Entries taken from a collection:
--*--

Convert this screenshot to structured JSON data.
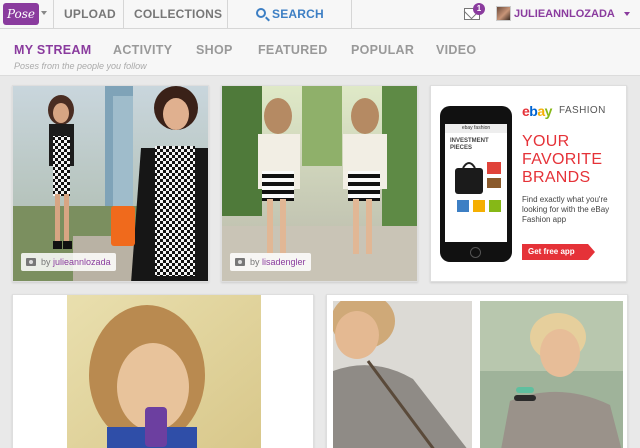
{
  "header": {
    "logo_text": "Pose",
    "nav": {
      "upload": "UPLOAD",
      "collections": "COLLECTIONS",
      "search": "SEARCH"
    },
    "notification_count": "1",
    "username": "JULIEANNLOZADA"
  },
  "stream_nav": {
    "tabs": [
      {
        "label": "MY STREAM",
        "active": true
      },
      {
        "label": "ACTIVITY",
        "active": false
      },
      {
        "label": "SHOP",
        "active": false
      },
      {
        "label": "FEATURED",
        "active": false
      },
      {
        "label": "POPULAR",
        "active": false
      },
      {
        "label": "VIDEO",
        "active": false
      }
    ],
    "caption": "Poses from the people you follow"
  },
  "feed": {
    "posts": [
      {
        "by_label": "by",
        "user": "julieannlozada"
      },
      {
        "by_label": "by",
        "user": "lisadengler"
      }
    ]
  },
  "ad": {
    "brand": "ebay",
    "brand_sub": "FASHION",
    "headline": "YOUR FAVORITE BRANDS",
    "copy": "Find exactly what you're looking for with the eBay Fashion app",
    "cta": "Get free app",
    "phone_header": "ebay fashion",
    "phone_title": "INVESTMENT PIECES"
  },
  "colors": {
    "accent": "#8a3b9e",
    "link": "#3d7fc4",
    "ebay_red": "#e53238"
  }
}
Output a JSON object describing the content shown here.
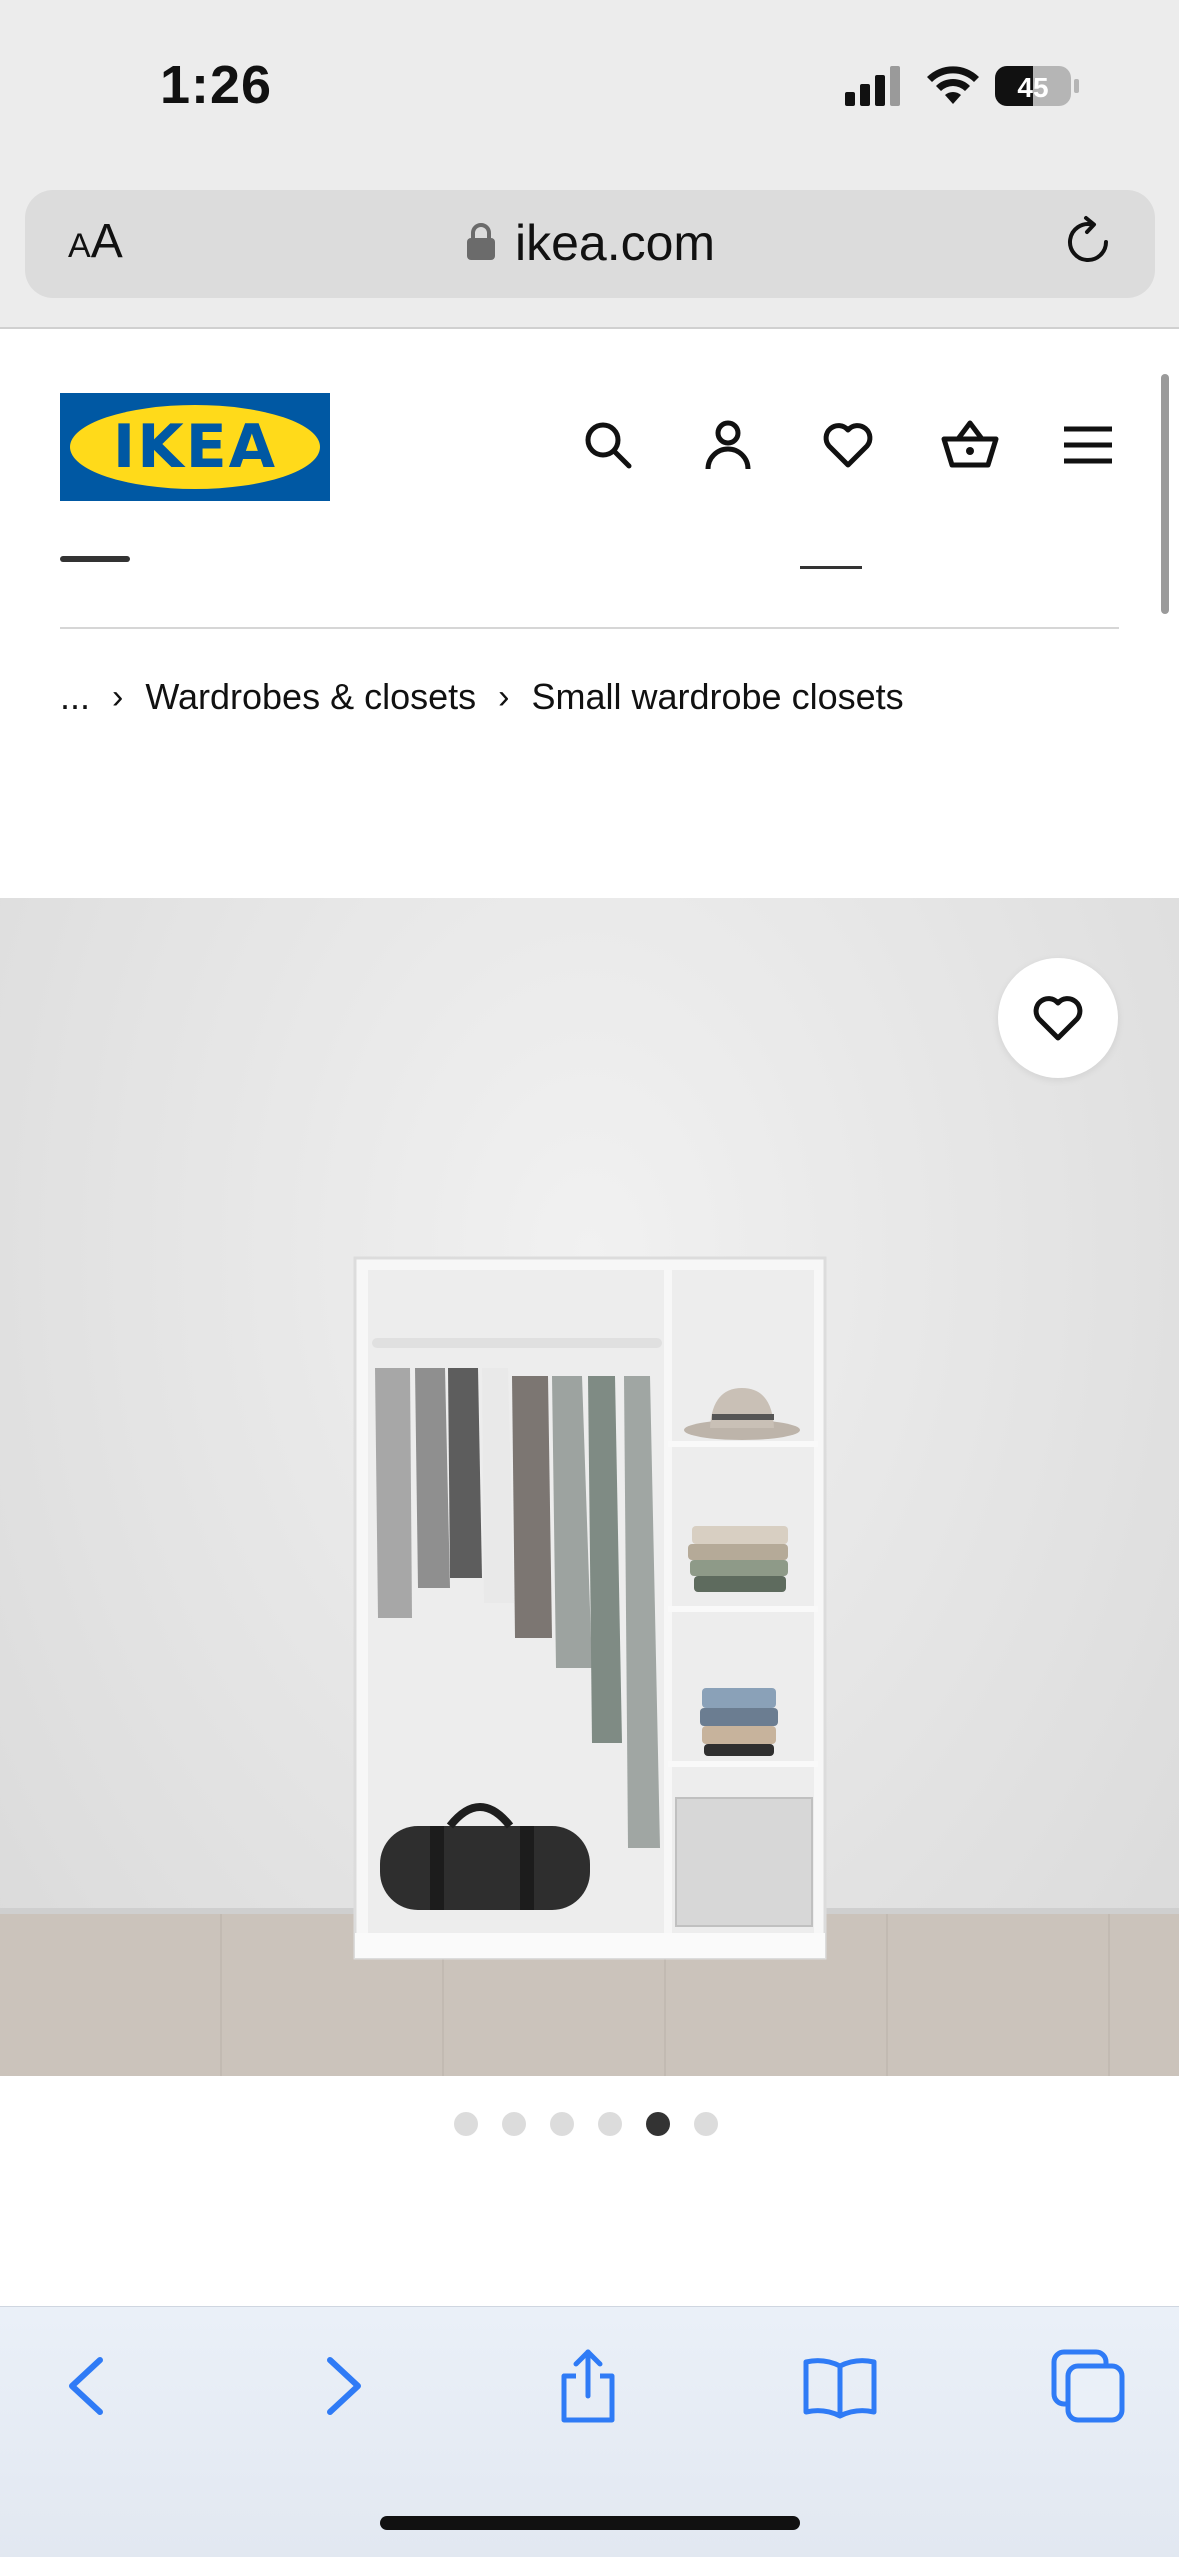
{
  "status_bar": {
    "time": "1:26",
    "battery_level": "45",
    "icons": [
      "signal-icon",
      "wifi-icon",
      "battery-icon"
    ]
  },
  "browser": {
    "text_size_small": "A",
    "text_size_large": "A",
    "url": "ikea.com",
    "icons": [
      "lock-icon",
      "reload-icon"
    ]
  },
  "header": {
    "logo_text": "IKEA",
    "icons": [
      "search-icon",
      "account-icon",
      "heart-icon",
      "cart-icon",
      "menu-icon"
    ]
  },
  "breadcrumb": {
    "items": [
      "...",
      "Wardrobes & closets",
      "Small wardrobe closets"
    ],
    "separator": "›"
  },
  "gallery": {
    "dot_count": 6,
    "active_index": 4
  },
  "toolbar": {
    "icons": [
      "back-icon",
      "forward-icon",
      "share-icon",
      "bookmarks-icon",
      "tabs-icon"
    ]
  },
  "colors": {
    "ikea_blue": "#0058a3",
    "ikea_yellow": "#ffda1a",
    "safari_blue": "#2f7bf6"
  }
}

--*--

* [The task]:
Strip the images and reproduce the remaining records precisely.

* [Answer space]:
Convert this screenshot to structured JSON data.
{
  "header": {
    "logo_text": "Pose",
    "nav": {
      "upload": "UPLOAD",
      "collections": "COLLECTIONS",
      "search": "SEARCH"
    },
    "notification_count": "1",
    "username": "JULIEANNLOZADA"
  },
  "stream_nav": {
    "tabs": [
      {
        "label": "MY STREAM",
        "active": true
      },
      {
        "label": "ACTIVITY",
        "active": false
      },
      {
        "label": "SHOP",
        "active": false
      },
      {
        "label": "FEATURED",
        "active": false
      },
      {
        "label": "POPULAR",
        "active": false
      },
      {
        "label": "VIDEO",
        "active": false
      }
    ],
    "caption": "Poses from the people you follow"
  },
  "feed": {
    "posts": [
      {
        "by_label": "by",
        "user": "julieannlozada"
      },
      {
        "by_label": "by",
        "user": "lisadengler"
      }
    ]
  },
  "ad": {
    "brand": "ebay",
    "brand_sub": "FASHION",
    "headline": "YOUR FAVORITE BRANDS",
    "copy": "Find exactly what you're looking for with the eBay Fashion app",
    "cta": "Get free app",
    "phone_header": "ebay fashion",
    "phone_title": "INVESTMENT PIECES"
  },
  "colors": {
    "accent": "#8a3b9e",
    "link": "#3d7fc4",
    "ebay_red": "#e53238"
  }
}
Output a JSON object describing the content shown here.
{
  "status_bar": {
    "time": "1:26",
    "battery_level": "45",
    "icons": [
      "signal-icon",
      "wifi-icon",
      "battery-icon"
    ]
  },
  "browser": {
    "text_size_small": "A",
    "text_size_large": "A",
    "url": "ikea.com",
    "icons": [
      "lock-icon",
      "reload-icon"
    ]
  },
  "header": {
    "logo_text": "IKEA",
    "icons": [
      "search-icon",
      "account-icon",
      "heart-icon",
      "cart-icon",
      "menu-icon"
    ]
  },
  "breadcrumb": {
    "items": [
      "...",
      "Wardrobes & closets",
      "Small wardrobe closets"
    ],
    "separator": "›"
  },
  "gallery": {
    "dot_count": 6,
    "active_index": 4
  },
  "toolbar": {
    "icons": [
      "back-icon",
      "forward-icon",
      "share-icon",
      "bookmarks-icon",
      "tabs-icon"
    ]
  },
  "colors": {
    "ikea_blue": "#0058a3",
    "ikea_yellow": "#ffda1a",
    "safari_blue": "#2f7bf6"
  }
}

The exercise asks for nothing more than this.